How has Rossi suddenly become the topic of this discussion ?

As others have mentioned Stoner doesn't seem to care for the motogp circus, he obviously loves winning as indicated in previous interviews when he states that his aim is to always try to win races. I think he gets much more pleasure from family life and fishing. He wont follow in the footsteps of attention seekers like Schwantz who cant stay away from the paddock after retirement

A story on one rider, whoever it is, shouldn't become a rider X vs rider Y rant, especially one that attacks other posters for their opinion.

Personally, I love watching the skill of all these guys, especially the slow motion footage - I wish there was more of it. I hope Stoner keeps on finding the challenge and enjoyment in racing MotoGP for many years, the sport would be poorer without him.

Has anyone else noticed that post-race interviews never seem to have the riders enthusing about it being a great race any more? It's a shame, it'd be great to see their faces lit up with the fun of the race, but I haven't seen it for ages.

I would say that many of them aren't "lit up with the fun of the race" because the racing quite simply.... hasn't been much fun the past few seasons

Riders are people and most people love money, it's always a choice between earning money in a way that you find acceptable, and to a limited extent find enjoyable.

To place Rossi, Stoner, etc on a pedestal and not believe that money affects their decisions is naive in the extreme. They do not risk their lives for love alone.

I used Rossi's salary increases to demonstrate that riders do consider money as highly important - I was not intending to inflame yet another debate about 'Rossi V whoever', my apologises to those that have suffered through that yet again.

I refer to Stoner as a 'kid' for two reasons, 1: he is much less than 1/2 my age, 2: I've always referred to people I like and are more than 30 years younger than me as 'kid'. I use it as a term of endearment. Is he a man?
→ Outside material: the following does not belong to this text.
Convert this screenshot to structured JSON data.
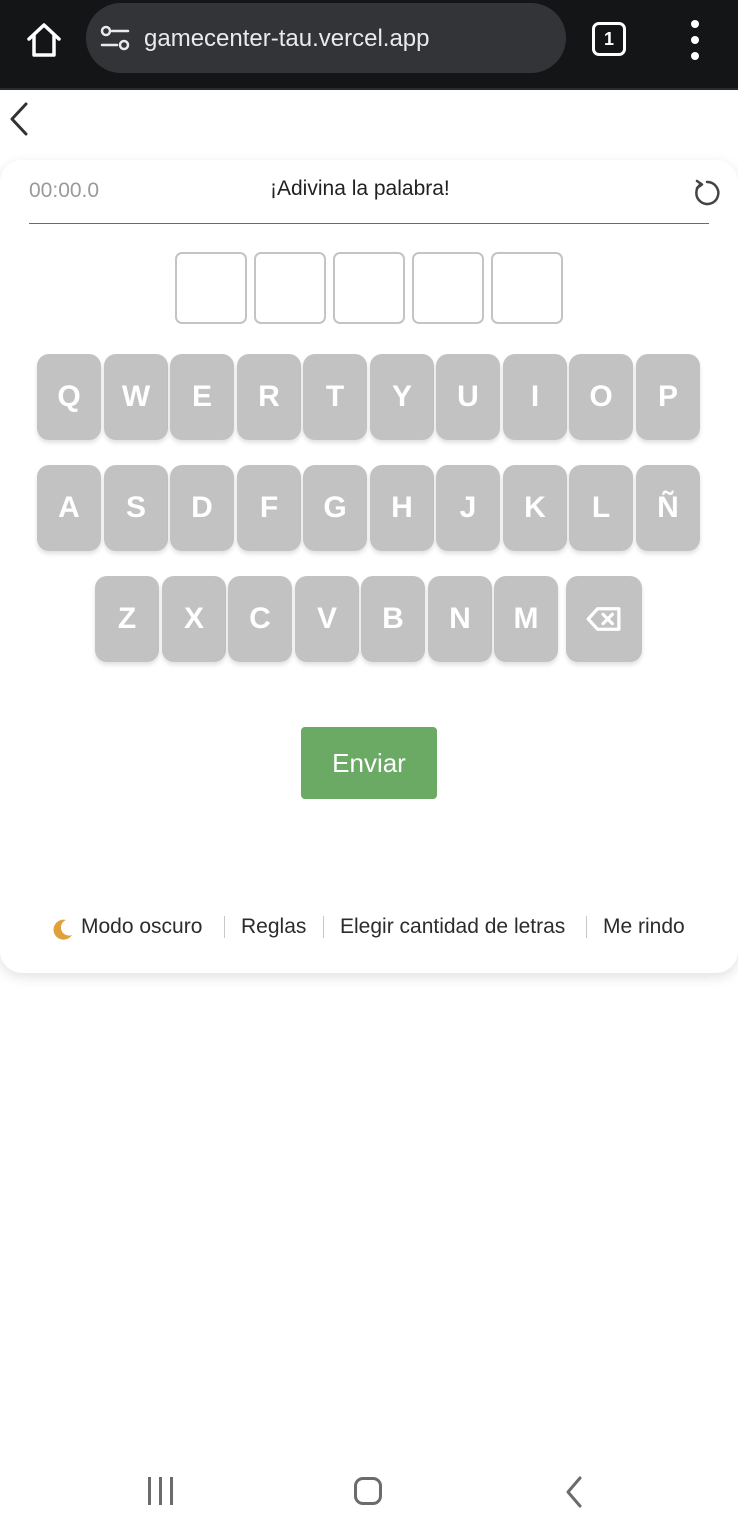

Of cause and a great one by the looks of it.

And yes I've watched Randy ride, he was great but not a patch on Freddie Spencer... my opinion with both passion and vast experience.